── RECORDS TO PROCESS ──
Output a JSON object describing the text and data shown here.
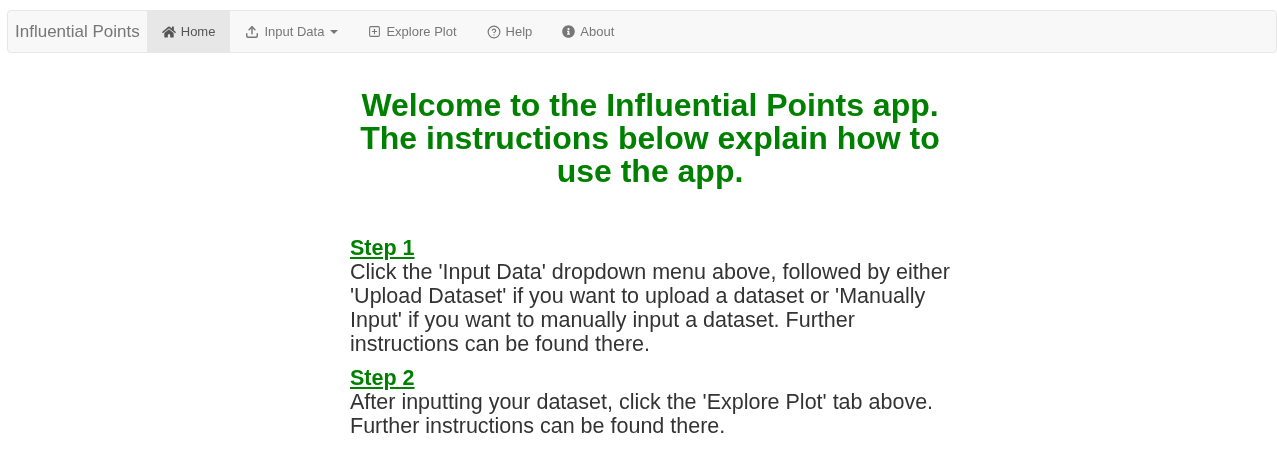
{
  "navbar": {
    "brand": "Influential Points",
    "items": [
      {
        "label": "Home",
        "selected": true,
        "kind": "link"
      },
      {
        "label": "Input Data",
        "selected": false,
        "kind": "dropdown"
      },
      {
        "label": "Explore Plot",
        "selected": false,
        "kind": "link"
      },
      {
        "label": "Help",
        "selected": false,
        "kind": "link"
      },
      {
        "label": "About",
        "selected": false,
        "kind": "link"
      }
    ]
  },
  "heading": "Welcome to the Influential Points app. The instructions below explain how to use the app.",
  "steps": [
    {
      "title": "Step 1",
      "text": "Click the 'Input Data' dropdown menu above, followed by either 'Upload Dataset' if you want to upload a dataset or 'Manually Input' if you want to manually input a dataset. Further instructions can be found there."
    },
    {
      "title": "Step 2",
      "text": "After inputting your dataset, click the 'Explore Plot' tab above. Further instructions can be found there."
    }
  ]
}
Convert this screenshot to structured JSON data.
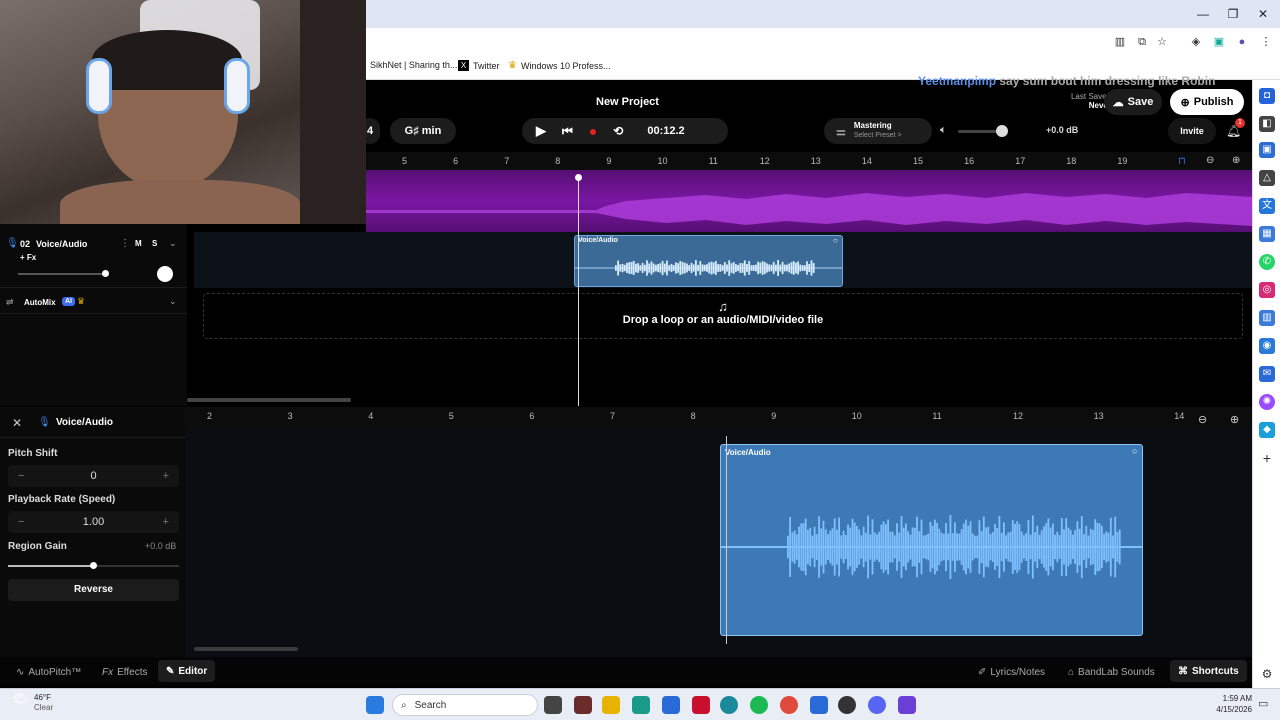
{
  "browser": {
    "bookmarks": [
      {
        "label": "SikhNet | Sharing th...",
        "icon": "sikhnet-icon"
      },
      {
        "label": "Twitter",
        "icon": "x-logo-icon"
      },
      {
        "label": "Windows 10 Profess...",
        "icon": "crown-icon"
      }
    ]
  },
  "app": {
    "project_title": "New Project",
    "key_fragment": "4",
    "key_label": "G♯ min",
    "time_display": "00:12.2",
    "mastering_label": "Mastering",
    "preset_label": "Select Preset >",
    "master_volume": "+0.0 dB",
    "invite_label": "Invite",
    "notification_count": "1",
    "last_saved_label": "Last Saved",
    "last_saved_value": "Never",
    "save_label": "Save",
    "publish_label": "Publish",
    "chat_username": "Yeetmanpimp",
    "chat_message": "say sum bout him dressing like Robin",
    "accent_color": "#7b17a8",
    "region_color": "#3f8fd8"
  },
  "timeline": {
    "ruler_ticks": [
      "5",
      "6",
      "7",
      "8",
      "9",
      "10",
      "11",
      "12",
      "13",
      "14",
      "15",
      "16",
      "17",
      "18",
      "19"
    ],
    "playhead_time": "00:12.2"
  },
  "tracks": {
    "track2": {
      "number": "02",
      "name": "Voice/Audio",
      "mute": "M",
      "solo": "S",
      "fx": "+ Fx",
      "region_label": "Voice/Audio"
    },
    "automix": {
      "label": "AutoMix",
      "badge": "AI"
    },
    "dropzone_text": "Drop a loop or an audio/MIDI/video file"
  },
  "editor": {
    "title": "Voice/Audio",
    "pitch_shift_label": "Pitch Shift",
    "pitch_shift_value": "0",
    "playback_rate_label": "Playback Rate (Speed)",
    "playback_rate_value": "1.00",
    "region_gain_label": "Region Gain",
    "region_gain_value": "+0.0 dB",
    "reverse_label": "Reverse",
    "ruler_ticks": [
      "2",
      "3",
      "4",
      "5",
      "6",
      "7",
      "8",
      "9",
      "10",
      "11",
      "12",
      "13",
      "14"
    ],
    "region_label": "Voice/Audio",
    "minus": "−",
    "plus": "+"
  },
  "bottom_bar": {
    "autopitch": "AutoPitch™",
    "effects": "Effects",
    "editor": "Editor",
    "lyrics": "Lyrics/Notes",
    "sounds": "BandLab Sounds",
    "shortcuts": "Shortcuts"
  },
  "taskbar": {
    "temperature": "46°F",
    "weather": "Clear",
    "search_placeholder": "Search",
    "time": "1:59 AM",
    "date": "4/15/2026"
  }
}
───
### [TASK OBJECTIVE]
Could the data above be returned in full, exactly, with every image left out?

### [ANSWER SPACE]
Output a JSON object describing the text and data shown here.
{
  "navbar": {
    "brand": "Influential Points",
    "items": [
      {
        "label": "Home",
        "selected": true,
        "kind": "link"
      },
      {
        "label": "Input Data",
        "selected": false,
        "kind": "dropdown"
      },
      {
        "label": "Explore Plot",
        "selected": false,
        "kind": "link"
      },
      {
        "label": "Help",
        "selected": false,
        "kind": "link"
      },
      {
        "label": "About",
        "selected": false,
        "kind": "link"
      }
    ]
  },
  "heading": "Welcome to the Influential Points app. The instructions below explain how to use the app.",
  "steps": [
    {
      "title": "Step 1",
      "text": "Click the 'Input Data' dropdown menu above, followed by either 'Upload Dataset' if you want to upload a dataset or 'Manually Input' if you want to manually input a dataset. Further instructions can be found there."
    },
    {
      "title": "Step 2",
      "text": "After inputting your dataset, click the 'Explore Plot' tab above. Further instructions can be found there."
    }
  ]
}
Convert this screenshot to structured JSON data.
{
  "browser": {
    "bookmarks": [
      {
        "label": "SikhNet | Sharing th...",
        "icon": "sikhnet-icon"
      },
      {
        "label": "Twitter",
        "icon": "x-logo-icon"
      },
      {
        "label": "Windows 10 Profess...",
        "icon": "crown-icon"
      }
    ]
  },
  "app": {
    "project_title": "New Project",
    "key_fragment": "4",
    "key_label": "G♯ min",
    "time_display": "00:12.2",
    "mastering_label": "Mastering",
    "preset_label": "Select Preset >",
    "master_volume": "+0.0 dB",
    "invite_label": "Invite",
    "notification_count": "1",
    "last_saved_label": "Last Saved",
    "last_saved_value": "Never",
    "save_label": "Save",
    "publish_label": "Publish",
    "chat_username": "Yeetmanpimp",
    "chat_message": "say sum bout him dressing like Robin",
    "accent_color": "#7b17a8",
    "region_color": "#3f8fd8"
  },
  "timeline": {
    "ruler_ticks": [
      "5",
      "6",
      "7",
      "8",
      "9",
      "10",
      "11",
      "12",
      "13",
      "14",
      "15",
      "16",
      "17",
      "18",
      "19"
    ],
    "playhead_time": "00:12.2"
  },
  "tracks": {
    "track2": {
      "number": "02",
      "name": "Voice/Audio",
      "mute": "M",
      "solo": "S",
      "fx": "+ Fx",
      "region_label": "Voice/Audio"
    },
    "automix": {
      "label": "AutoMix",
      "badge": "AI"
    },
    "dropzone_text": "Drop a loop or an audio/MIDI/video file"
  },
  "editor": {
    "title": "Voice/Audio",
    "pitch_shift_label": "Pitch Shift",
    "pitch_shift_value": "0",
    "playback_rate_label": "Playback Rate (Speed)",
    "playback_rate_value": "1.00",
    "region_gain_label": "Region Gain",
    "region_gain_value": "+0.0 dB",
    "reverse_label": "Reverse",
    "ruler_ticks": [
      "2",
      "3",
      "4",
      "5",
      "6",
      "7",
      "8",
      "9",
      "10",
      "11",
      "12",
      "13",
      "14"
    ],
    "region_label": "Voice/Audio",
    "minus": "−",
    "plus": "+"
  },
  "bottom_bar": {
    "autopitch": "AutoPitch™",
    "effects": "Effects",
    "editor": "Editor",
    "lyrics": "Lyrics/Notes",
    "sounds": "BandLab Sounds",
    "shortcuts": "Shortcuts"
  },
  "taskbar": {
    "temperature": "46°F",
    "weather": "Clear",
    "search_placeholder": "Search",
    "time": "1:59 AM",
    "date": "4/15/2026"
  }
}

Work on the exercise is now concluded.